D. Warren, Justice
the court are plaintiff Tyll LLC's motion for summary
judgment and its motion for an attachment on its claim for
unpaid rent under a lease for certain premises in Portsmouth
two motions were filed simultaneously and depend on the same
moving affidavit. However, the differences between the two
motions are demonstrated by the discussion below.
judgment should be granted if there is no genuine dispute as
to any material fact and the movant is entitled to judgment
as a matter of law. In considering a motion for summary
judgment, the court is required to consider only the portions
of the record referred to and the material facts set forth in
the parties' Rule 56(h) statements. E.g., Johnson v.

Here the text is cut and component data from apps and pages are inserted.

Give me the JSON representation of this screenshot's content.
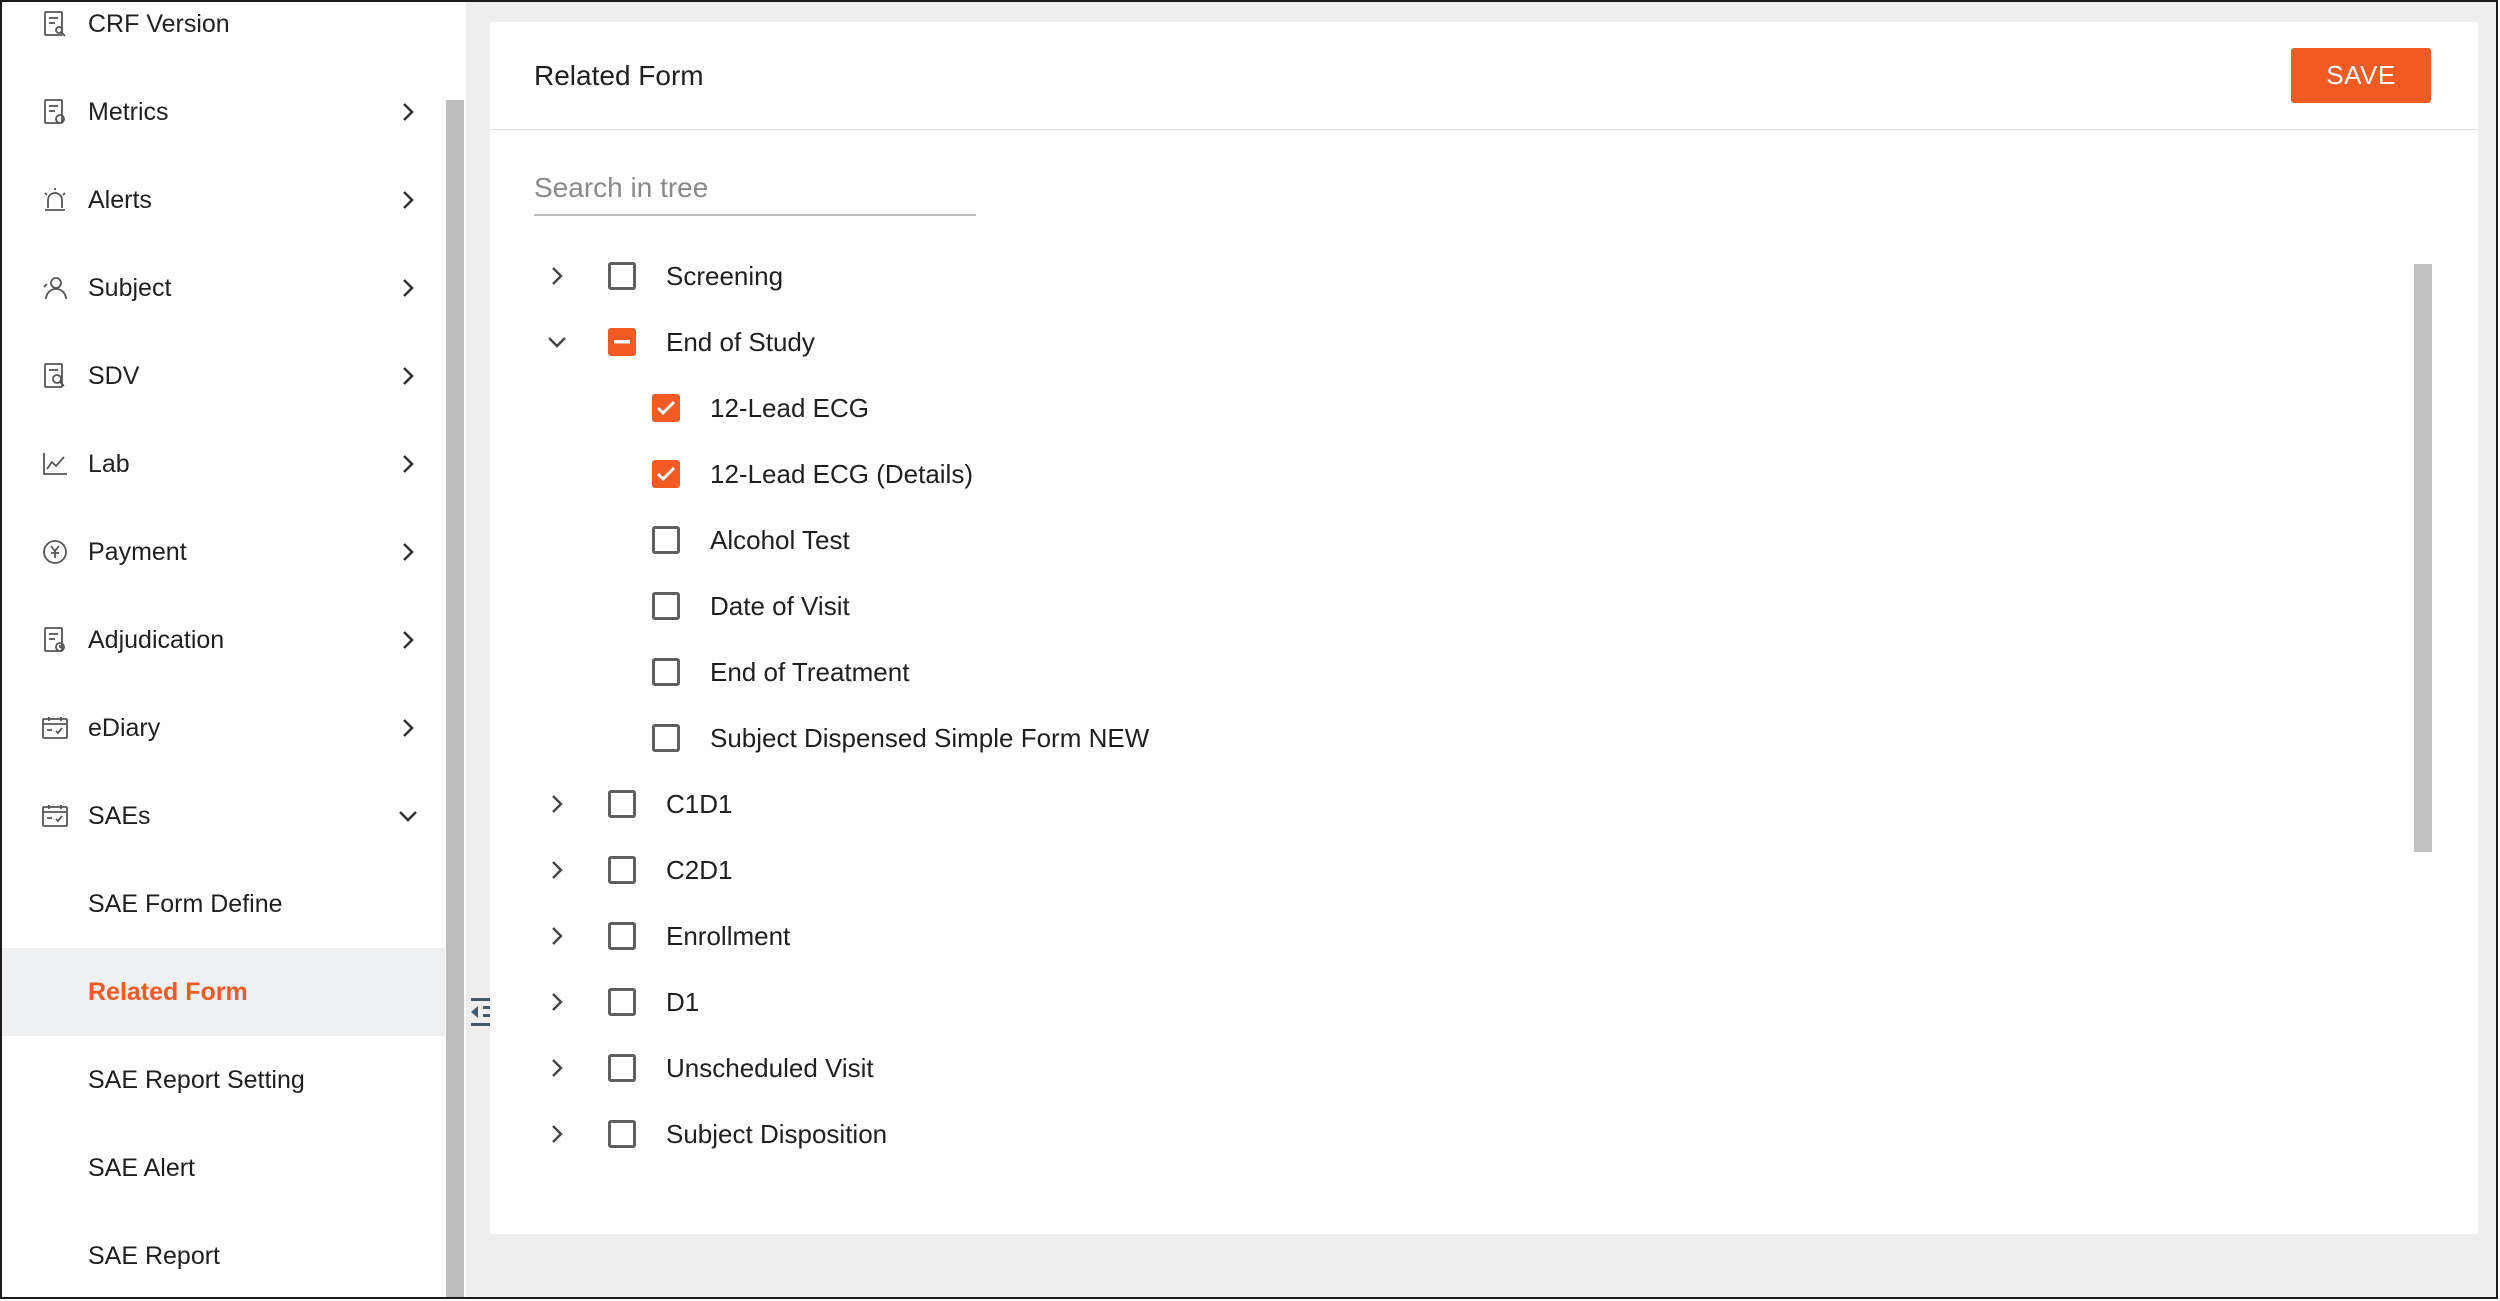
{
  "sidebar": {
    "items": [
      {
        "label": "CRF Version",
        "icon": "crf-version-icon",
        "chevron": ""
      },
      {
        "label": "Metrics",
        "icon": "metrics-icon",
        "chevron": "right"
      },
      {
        "label": "Alerts",
        "icon": "alerts-icon",
        "chevron": "right"
      },
      {
        "label": "Subject",
        "icon": "subject-icon",
        "chevron": "right"
      },
      {
        "label": "SDV",
        "icon": "sdv-icon",
        "chevron": "right"
      },
      {
        "label": "Lab",
        "icon": "lab-icon",
        "chevron": "right"
      },
      {
        "label": "Payment",
        "icon": "payment-icon",
        "chevron": "right"
      },
      {
        "label": "Adjudication",
        "icon": "adjudication-icon",
        "chevron": "right"
      },
      {
        "label": "eDiary",
        "icon": "ediary-icon",
        "chevron": "right"
      },
      {
        "label": "SAEs",
        "icon": "saes-icon",
        "chevron": "down"
      }
    ],
    "sae_subitems": [
      {
        "label": "SAE Form Define",
        "active": false
      },
      {
        "label": "Related Form",
        "active": true
      },
      {
        "label": "SAE Report Setting",
        "active": false
      },
      {
        "label": "SAE Alert",
        "active": false
      },
      {
        "label": "SAE Report",
        "active": false
      }
    ]
  },
  "main": {
    "title": "Related Form",
    "save_label": "SAVE",
    "search_placeholder": "Search in tree",
    "tree": [
      {
        "label": "Screening",
        "level": 0,
        "expanded": false,
        "state": "unchecked"
      },
      {
        "label": "End of Study",
        "level": 0,
        "expanded": true,
        "state": "partial"
      },
      {
        "label": "12-Lead ECG",
        "level": 1,
        "state": "checked"
      },
      {
        "label": "12-Lead ECG (Details)",
        "level": 1,
        "state": "checked"
      },
      {
        "label": "Alcohol Test",
        "level": 1,
        "state": "unchecked"
      },
      {
        "label": "Date of Visit",
        "level": 1,
        "state": "unchecked"
      },
      {
        "label": "End of Treatment",
        "level": 1,
        "state": "unchecked"
      },
      {
        "label": "Subject Dispensed Simple Form NEW",
        "level": 1,
        "state": "unchecked"
      },
      {
        "label": "C1D1",
        "level": 0,
        "expanded": false,
        "state": "unchecked"
      },
      {
        "label": "C2D1",
        "level": 0,
        "expanded": false,
        "state": "unchecked"
      },
      {
        "label": "Enrollment",
        "level": 0,
        "expanded": false,
        "state": "unchecked"
      },
      {
        "label": "D1",
        "level": 0,
        "expanded": false,
        "state": "unchecked"
      },
      {
        "label": "Unscheduled Visit",
        "level": 0,
        "expanded": false,
        "state": "unchecked"
      },
      {
        "label": "Subject Disposition",
        "level": 0,
        "expanded": false,
        "state": "unchecked"
      }
    ]
  },
  "colors": {
    "accent": "#f25a24",
    "checkbox_border": "#5f5f5f",
    "active_bg": "#eff0f1"
  }
}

McNeil, 2002 ME 99 ¶ 8, 800 A.2d 702. The facts
must be considered in the light most favorable to the
non-moving party. Id. Thus, for purposes of summary
judgment, any factual disputes must be resolved against the
movant. Nevertheless, when the facts offered by a party in
opposition to summary judgment would not, if offered at
trial, be sufficient to withstand a motion for judgment as a
matter of law, summary judgment should be granted.
Rodrigue v. Rodrigue, 1997 ME 99 ¶ 8, 694 A.2d
motion for summary judgment, the issue of whether a factual
dispute for trial exists must essentially be based on the
material facts set forth in the moving party's Rule
56(h)(1) statement of material facts and on the opposing
party's Rule 56(h)(2) response and statement of
additional facts that the opposing party contends raised a
disputed issue for trial. While Rule 56(h0(3) contemplates a
reply statement of facts by the moving party supported by
record citations, that is generally intended to allow the
movant to place opposing factual assertions in context and is
not an opportunity to argue for summary judgment based on new
facts to which the opponent has not had an opportunity to
case, defendants Sara Sullivan LLC and Sara
Sullivan have submitted evidence that there was an
oral agreement to terminate the lease in contemplation of a
new tenant being obtained and that, in reliance on that
agreement, Sullivan vacated the premises during a time of the
year when her business would have made enough money to cover
the lease payments. That evidence creates disputed issues of
fact for trial. Tyll argues that this evidence is
foreclosed because there was a provision in the contract that
required modifications to be in writing. However, under
applicable New Hampshire law, such provisions do not
necessarily preclude an oral agreement to terminate a
contract. See Prime Financial Group Inc. v. Masters,
141 N.H. 33, 37, 676 A.2d 528, 531 (N.H. 1996).
Sullivan's evidence has been cast into doubt by
additional evidence offered in a supplemental affidavit and
exhibits thereto submitted by Michael Michalski. However,
there remain disputed issues of fact, and in any event the
court is not prepared to grant summary judgment based on
materials submitted by a movant in reply papers just because
those materials suggest that the movant has a stronger case.
entitled to an attachment, Tyll must show that it is more
likely than not that it will recover judgment in an amount
equal to or greater than the amount of the attachment.
M.R.Civ.P. 4A(c). Testimonial hearings are not contemplated
or required on attachment motions, but the court is entitled
to make credibility determinations based on the affidavits
and any documentary exhibits if it is able to do so. See
Porazzo v. Karofsky, 1998 ME 182 ¶ 7, 714 A.2d 826.
Tyll is seeking an attachment on real property owned by Sara
Sullivan in Maine.
motion for attachment, as opposed to a motion for summary
judgment, the court is entitled to weigh the strength of the
evidence. On the evidence presented, including the emails and
other documents attached to Michalski's supplemental
affidavit, the court concludes that Tyll has shown that it is
more likely than not that it will recover a judgment against
Sara Sullivan in the amount of $ 44, 400 and will order an
attachment against Sullivan's property in that
amount. Sullivan has not demonstrated that there
is any insurance, bond or other security available to satisfy
entry shall be:
motion for summary judgment is denied.
Plaintiffs motion for an attachment against defendant Sara
Sullivan is granted. An attachment in the amount of $44, 400
is ordered in favor of Tyll LLC against any real ...